Interest Rates Should Be Stable
With a faltering economy nationally and worldwide, including pessimistic estimates for employment, there is little chance that the Fed will risk increasing rates which would jeopardize any recovery. Couple that with a Presidential Election in November and conventional wisdom says we’ll see rates hovering in the same neighborhood for most of 2012.
Mortgage Costs Will Increase
Quietly tucked away in those bills passed in Congress to extend the payroll tax cuts before the holidays was an increase of 10 basis points in the guarantee fees on loans sold to Fannie Mae and Freddie Mac. That will translate into .10% higher interest rates (which would be $4000 extra on a $200,000 loan over 30 years). Interestingly enough, the additional revenue is not going to Fannie or Freddie to help with defaulted loans, but rather going to the US Treasury to make up for the payroll tax cut….go figure.
The Mortgage Interest Deduction Will Be Challenged
Look for people of a certain income level to lose their write off as a measure to increase revenue.
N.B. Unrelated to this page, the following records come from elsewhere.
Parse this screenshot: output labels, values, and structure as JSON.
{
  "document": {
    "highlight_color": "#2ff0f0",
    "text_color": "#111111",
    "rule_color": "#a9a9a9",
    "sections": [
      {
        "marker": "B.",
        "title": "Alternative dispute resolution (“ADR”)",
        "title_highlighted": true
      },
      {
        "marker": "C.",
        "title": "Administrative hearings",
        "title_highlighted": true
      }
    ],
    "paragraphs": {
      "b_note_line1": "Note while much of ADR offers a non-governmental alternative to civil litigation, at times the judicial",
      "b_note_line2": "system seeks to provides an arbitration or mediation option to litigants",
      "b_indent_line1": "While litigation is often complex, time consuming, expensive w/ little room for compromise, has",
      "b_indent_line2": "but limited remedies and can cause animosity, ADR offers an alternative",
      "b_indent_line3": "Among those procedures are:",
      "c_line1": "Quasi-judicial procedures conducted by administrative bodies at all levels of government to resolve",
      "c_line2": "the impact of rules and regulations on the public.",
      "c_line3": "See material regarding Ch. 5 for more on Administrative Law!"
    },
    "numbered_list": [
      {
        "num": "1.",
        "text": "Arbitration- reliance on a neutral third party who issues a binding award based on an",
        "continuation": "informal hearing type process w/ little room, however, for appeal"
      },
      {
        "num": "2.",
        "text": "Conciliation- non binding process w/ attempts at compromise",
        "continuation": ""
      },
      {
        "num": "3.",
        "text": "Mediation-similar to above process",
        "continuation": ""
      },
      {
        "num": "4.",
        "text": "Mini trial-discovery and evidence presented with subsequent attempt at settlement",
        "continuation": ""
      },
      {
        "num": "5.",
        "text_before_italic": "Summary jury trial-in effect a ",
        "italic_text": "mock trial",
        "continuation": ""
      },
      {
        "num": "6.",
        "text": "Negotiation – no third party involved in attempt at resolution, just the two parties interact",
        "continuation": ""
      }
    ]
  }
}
Taking away from the wealthy as a way to raise governmental revenue is politically strategic. It is unlikely everyone will lose the deduction (political suicide), but that top 1%…watch out.
Loan Products Will Expand
Common sense lending will start creeping back. Large down payments will liberalize credit and income standards. This will likely begin with local banks who are comfortable with appraised values. I’m not calling for a return to the madness, but some loans that are low risk are not being done today. Anticipate some lenders expanding their guidelines.
Don’t be shocked by a lowering of FHA loan limits and/or an increase in the FHA Up Front Mortgage Insurance Premium either. Overall, mortgages should give people more reasons to buy homes in 2012 as the economic recovery is strongly tied to housing. Given that most people vote their own personal economy rather than policy beliefs, I expect support by those who are looking to be re-elected